[PROBLEM]
A word-for-word restatement of all the records is the required answer.

[Web page and app entries]
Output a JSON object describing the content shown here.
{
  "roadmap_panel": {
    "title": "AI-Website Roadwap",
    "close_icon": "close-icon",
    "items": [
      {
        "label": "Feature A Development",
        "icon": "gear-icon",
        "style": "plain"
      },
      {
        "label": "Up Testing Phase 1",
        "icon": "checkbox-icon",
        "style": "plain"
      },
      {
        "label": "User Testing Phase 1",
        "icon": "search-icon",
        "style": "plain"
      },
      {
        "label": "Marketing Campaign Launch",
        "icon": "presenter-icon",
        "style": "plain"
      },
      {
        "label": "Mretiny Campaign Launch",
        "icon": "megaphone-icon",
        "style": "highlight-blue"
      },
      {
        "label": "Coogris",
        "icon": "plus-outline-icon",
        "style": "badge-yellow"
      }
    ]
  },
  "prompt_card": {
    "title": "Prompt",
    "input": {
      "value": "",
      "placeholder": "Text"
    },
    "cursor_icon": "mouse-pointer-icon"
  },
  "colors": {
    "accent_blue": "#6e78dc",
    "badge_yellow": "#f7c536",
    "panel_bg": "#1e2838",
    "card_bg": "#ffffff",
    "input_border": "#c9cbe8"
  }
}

[REPLY TO THE TASK]
Output a JSON object describing the content shown here.
{
  "roadmap_panel": {
    "title": "AI-Website Roadwap",
    "close_icon": "close-icon",
    "items": [
      {
        "label": "Feature A Development",
        "icon": "gear-icon",
        "style": "plain"
      },
      {
        "label": "Up Testing Phase 1",
        "icon": "checkbox-icon",
        "style": "plain"
      },
      {
        "label": "User Testing Phase 1",
        "icon": "search-icon",
        "style": "plain"
      },
      {
        "label": "Marketing Campaign Launch",
        "icon": "presenter-icon",
        "style": "plain"
      },
      {
        "label": "Mretiny Campaign Launch",
        "icon": "megaphone-icon",
        "style": "highlight-blue"
      },
      {
        "label": "Coogris",
        "icon": "plus-outline-icon",
        "style": "badge-yellow"
      }
    ]
  },
  "prompt_card": {
    "title": "Prompt",
    "input": {
      "value": "",
      "placeholder": "Text"
    },
    "cursor_icon": "mouse-pointer-icon"
  },
  "colors": {
    "accent_blue": "#6e78dc",
    "badge_yellow": "#f7c536",
    "panel_bg": "#1e2838",
    "card_bg": "#ffffff",
    "input_border": "#c9cbe8"
  }
}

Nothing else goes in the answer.